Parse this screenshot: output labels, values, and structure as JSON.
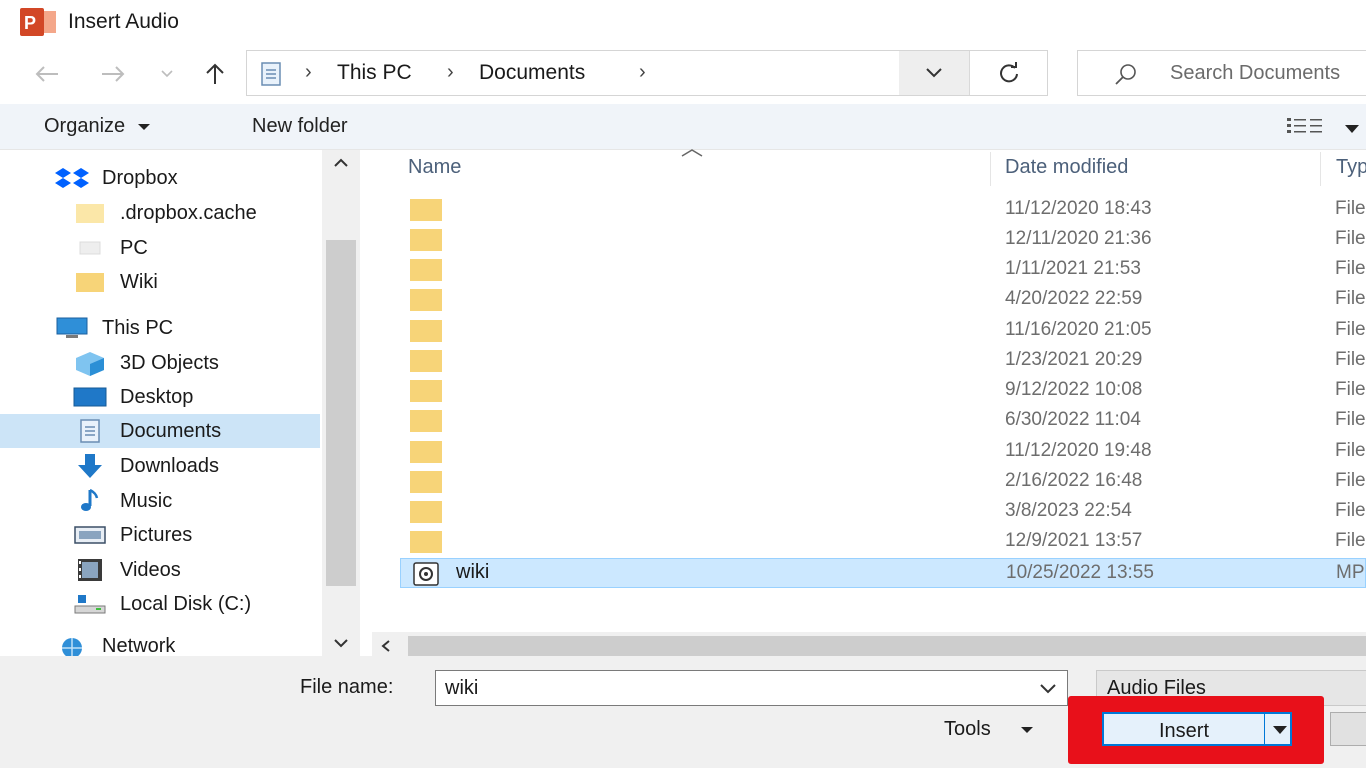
{
  "window": {
    "title": "Insert Audio",
    "app_icon_text": "P"
  },
  "address": {
    "crumbs": [
      "This PC",
      "Documents"
    ],
    "search_placeholder": "Search Documents"
  },
  "toolbar": {
    "organize": "Organize",
    "new_folder": "New folder"
  },
  "nav": {
    "items": [
      {
        "label": "Dropbox",
        "icon": "dropbox-icon"
      },
      {
        "label": ".dropbox.cache",
        "icon": "folder-icon"
      },
      {
        "label": "PC",
        "icon": "folder-icon"
      },
      {
        "label": "Wiki",
        "icon": "folder-icon"
      },
      {
        "label": "This PC",
        "icon": "this-pc-icon"
      },
      {
        "label": "3D Objects",
        "icon": "3d-objects-icon"
      },
      {
        "label": "Desktop",
        "icon": "desktop-icon"
      },
      {
        "label": "Documents",
        "icon": "documents-icon"
      },
      {
        "label": "Downloads",
        "icon": "downloads-icon"
      },
      {
        "label": "Music",
        "icon": "music-icon"
      },
      {
        "label": "Pictures",
        "icon": "pictures-icon"
      },
      {
        "label": "Videos",
        "icon": "videos-icon"
      },
      {
        "label": "Local Disk (C:)",
        "icon": "local-disk-icon"
      },
      {
        "label": "Network",
        "icon": "network-icon"
      }
    ],
    "selected": "Documents"
  },
  "list": {
    "columns": {
      "name": "Name",
      "date": "Date modified",
      "type": "Typ"
    },
    "rows": [
      {
        "name": "",
        "date": "11/12/2020 18:43",
        "type": "File"
      },
      {
        "name": "",
        "date": "12/11/2020 21:36",
        "type": "File"
      },
      {
        "name": "",
        "date": "1/11/2021 21:53",
        "type": "File"
      },
      {
        "name": "",
        "date": "4/20/2022 22:59",
        "type": "File"
      },
      {
        "name": "",
        "date": "11/16/2020 21:05",
        "type": "File"
      },
      {
        "name": "",
        "date": "1/23/2021 20:29",
        "type": "File"
      },
      {
        "name": "",
        "date": "9/12/2022 10:08",
        "type": "File"
      },
      {
        "name": "",
        "date": "6/30/2022 11:04",
        "type": "File"
      },
      {
        "name": "",
        "date": "11/12/2020 19:48",
        "type": "File"
      },
      {
        "name": "",
        "date": "2/16/2022 16:48",
        "type": "File"
      },
      {
        "name": "",
        "date": "3/8/2023 22:54",
        "type": "File"
      },
      {
        "name": "",
        "date": "12/9/2021 13:57",
        "type": "File"
      },
      {
        "name": "wiki",
        "date": "10/25/2022 13:55",
        "type": "MP"
      }
    ]
  },
  "bottom": {
    "file_name_label": "File name:",
    "file_name_value": "wiki",
    "file_type": "Audio Files",
    "tools": "Tools",
    "insert": "Insert"
  },
  "colors": {
    "highlight": "#e8101a",
    "selection": "#cce8ff",
    "accent": "#0078d7"
  }
}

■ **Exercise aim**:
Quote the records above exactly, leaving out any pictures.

■ **Your solution**:
Parse this screenshot: output labels, values, and structure as JSON.
{
  "window": {
    "title": "Insert Audio",
    "app_icon_text": "P"
  },
  "address": {
    "crumbs": [
      "This PC",
      "Documents"
    ],
    "search_placeholder": "Search Documents"
  },
  "toolbar": {
    "organize": "Organize",
    "new_folder": "New folder"
  },
  "nav": {
    "items": [
      {
        "label": "Dropbox",
        "icon": "dropbox-icon"
      },
      {
        "label": ".dropbox.cache",
        "icon": "folder-icon"
      },
      {
        "label": "PC",
        "icon": "folder-icon"
      },
      {
        "label": "Wiki",
        "icon": "folder-icon"
      },
      {
        "label": "This PC",
        "icon": "this-pc-icon"
      },
      {
        "label": "3D Objects",
        "icon": "3d-objects-icon"
      },
      {
        "label": "Desktop",
        "icon": "desktop-icon"
      },
      {
        "label": "Documents",
        "icon": "documents-icon"
      },
      {
        "label": "Downloads",
        "icon": "downloads-icon"
      },
      {
        "label": "Music",
        "icon": "music-icon"
      },
      {
        "label": "Pictures",
        "icon": "pictures-icon"
      },
      {
        "label": "Videos",
        "icon": "videos-icon"
      },
      {
        "label": "Local Disk (C:)",
        "icon": "local-disk-icon"
      },
      {
        "label": "Network",
        "icon": "network-icon"
      }
    ],
    "selected": "Documents"
  },
  "list": {
    "columns": {
      "name": "Name",
      "date": "Date modified",
      "type": "Typ"
    },
    "rows": [
      {
        "name": "",
        "date": "11/12/2020 18:43",
        "type": "File"
      },
      {
        "name": "",
        "date": "12/11/2020 21:36",
        "type": "File"
      },
      {
        "name": "",
        "date": "1/11/2021 21:53",
        "type": "File"
      },
      {
        "name": "",
        "date": "4/20/2022 22:59",
        "type": "File"
      },
      {
        "name": "",
        "date": "11/16/2020 21:05",
        "type": "File"
      },
      {
        "name": "",
        "date": "1/23/2021 20:29",
        "type": "File"
      },
      {
        "name": "",
        "date": "9/12/2022 10:08",
        "type": "File"
      },
      {
        "name": "",
        "date": "6/30/2022 11:04",
        "type": "File"
      },
      {
        "name": "",
        "date": "11/12/2020 19:48",
        "type": "File"
      },
      {
        "name": "",
        "date": "2/16/2022 16:48",
        "type": "File"
      },
      {
        "name": "",
        "date": "3/8/2023 22:54",
        "type": "File"
      },
      {
        "name": "",
        "date": "12/9/2021 13:57",
        "type": "File"
      },
      {
        "name": "wiki",
        "date": "10/25/2022 13:55",
        "type": "MP"
      }
    ]
  },
  "bottom": {
    "file_name_label": "File name:",
    "file_name_value": "wiki",
    "file_type": "Audio Files",
    "tools": "Tools",
    "insert": "Insert"
  },
  "colors": {
    "highlight": "#e8101a",
    "selection": "#cce8ff",
    "accent": "#0078d7"
  }
}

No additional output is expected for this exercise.